Mind the gaps
Once you go abroad, most policies cover emergencies that jeopardize your health—a heart attack, for instance, or broken hip. But it will be out-of-network care, so you may face high deductibles and coinsurance payments—and you’re on your own for lesser issues. “If you get a bad cold and decide to get it checked out, expect to pay out of pocket,” says San Diego insurance agent Craig Gussin. Details vary, so check your plan’s non-U.S. rules, co-insurance rates, and out-of-pocket maximums.
Medicare is a special case: It rarely covers services outside the U.S. except in certain circumstances—on a cruise ship within six hours of a U.S. port, for instance. You’ve got some coverage built in if you have one of the Medigap plans (C, D, F, G, M, N) that pay 80% of bills for emergency care as long as it’s during the first two months of a trip abroad. (There’s a $250 annual deductible plus a lifetime limit of $50,000 for foreign-travel emergency care.)
Buy extra protection
Worried about high out-of-pocket costs?
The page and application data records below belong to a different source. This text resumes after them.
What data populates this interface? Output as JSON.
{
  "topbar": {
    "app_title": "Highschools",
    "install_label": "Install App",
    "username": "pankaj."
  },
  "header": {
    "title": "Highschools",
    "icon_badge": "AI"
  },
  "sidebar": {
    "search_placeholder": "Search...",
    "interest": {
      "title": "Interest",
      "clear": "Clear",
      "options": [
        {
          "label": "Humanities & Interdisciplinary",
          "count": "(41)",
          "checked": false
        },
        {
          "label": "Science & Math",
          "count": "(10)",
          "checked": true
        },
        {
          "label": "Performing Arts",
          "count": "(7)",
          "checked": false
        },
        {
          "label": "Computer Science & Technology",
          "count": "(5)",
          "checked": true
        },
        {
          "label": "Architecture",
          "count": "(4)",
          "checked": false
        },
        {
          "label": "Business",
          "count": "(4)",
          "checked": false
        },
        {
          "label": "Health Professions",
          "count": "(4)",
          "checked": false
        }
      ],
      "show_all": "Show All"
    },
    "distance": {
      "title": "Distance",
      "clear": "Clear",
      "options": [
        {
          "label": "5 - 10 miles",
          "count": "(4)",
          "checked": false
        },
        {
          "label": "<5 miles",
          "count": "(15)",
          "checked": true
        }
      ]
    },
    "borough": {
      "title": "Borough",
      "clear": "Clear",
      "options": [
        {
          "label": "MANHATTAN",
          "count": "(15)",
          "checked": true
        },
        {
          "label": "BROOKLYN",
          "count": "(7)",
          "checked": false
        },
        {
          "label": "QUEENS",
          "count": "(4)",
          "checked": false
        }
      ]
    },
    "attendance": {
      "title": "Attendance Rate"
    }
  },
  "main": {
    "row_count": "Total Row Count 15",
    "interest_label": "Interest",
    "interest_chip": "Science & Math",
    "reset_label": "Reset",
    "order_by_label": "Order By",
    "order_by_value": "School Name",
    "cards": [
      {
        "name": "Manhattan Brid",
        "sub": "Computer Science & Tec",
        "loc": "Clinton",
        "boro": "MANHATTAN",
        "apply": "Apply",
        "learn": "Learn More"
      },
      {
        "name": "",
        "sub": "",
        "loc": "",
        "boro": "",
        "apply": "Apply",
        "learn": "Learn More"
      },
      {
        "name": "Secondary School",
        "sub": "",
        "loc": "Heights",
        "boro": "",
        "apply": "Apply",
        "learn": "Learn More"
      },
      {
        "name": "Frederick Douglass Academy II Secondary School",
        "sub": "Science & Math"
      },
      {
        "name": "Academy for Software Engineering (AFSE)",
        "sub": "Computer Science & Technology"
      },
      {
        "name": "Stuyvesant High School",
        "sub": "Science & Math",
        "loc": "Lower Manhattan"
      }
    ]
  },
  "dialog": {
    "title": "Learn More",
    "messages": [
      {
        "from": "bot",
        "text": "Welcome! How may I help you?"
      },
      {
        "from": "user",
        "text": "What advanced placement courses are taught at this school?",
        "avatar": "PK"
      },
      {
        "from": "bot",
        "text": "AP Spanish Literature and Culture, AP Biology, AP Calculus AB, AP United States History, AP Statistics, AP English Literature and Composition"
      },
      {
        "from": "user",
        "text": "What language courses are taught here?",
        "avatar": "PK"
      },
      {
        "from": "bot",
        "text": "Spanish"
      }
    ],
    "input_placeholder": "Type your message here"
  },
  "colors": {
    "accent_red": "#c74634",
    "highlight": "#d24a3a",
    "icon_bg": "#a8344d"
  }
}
You can get a supplemental travel medical policy to kick in on care your primary insurer won’t cover. Compare options on sites like InsureMyTrip or eHealth. An Ohio couple in their fifties planning a two-week trip to France, for example, could get a $100,000 medical limit and $500,000 for a medical evacuation, with a $100 deductible, for about $100. Aim for $50,000 to $100,000 in medical expense coverage, suggests Los Angeles travel agent Terry Bahri.
Cover preexisting conditions
Travel medical plans usually have exceptions for emergencies related to ongoing conditions. If you have health issues that might require medical care, choose a broad travel policy—covering things like trip cancellations and baggage loss—and tack on a preexisting-condition waiver. (For that Ohio couple, this would cost around $300.)
Line up local pros
If you run into trouble mid-trip, call your carriers right away. Travel insurers can recommend local care options, and even U.S. plans may be able to identify the most appropriate nearby facility. For extra help, join the International Association for Medical Assistance to Travellers, a nonprofit with a global network of English-speaking doctors and health professionals.
Keep your paperwork
When you get home, you’ll need all of your receipts in order to get reimbursed. And get copies of medical records outlining the care you received. “A credit card statement will not be sufficient,” says Brian McGuire of insurer UnitedHealthcare Global.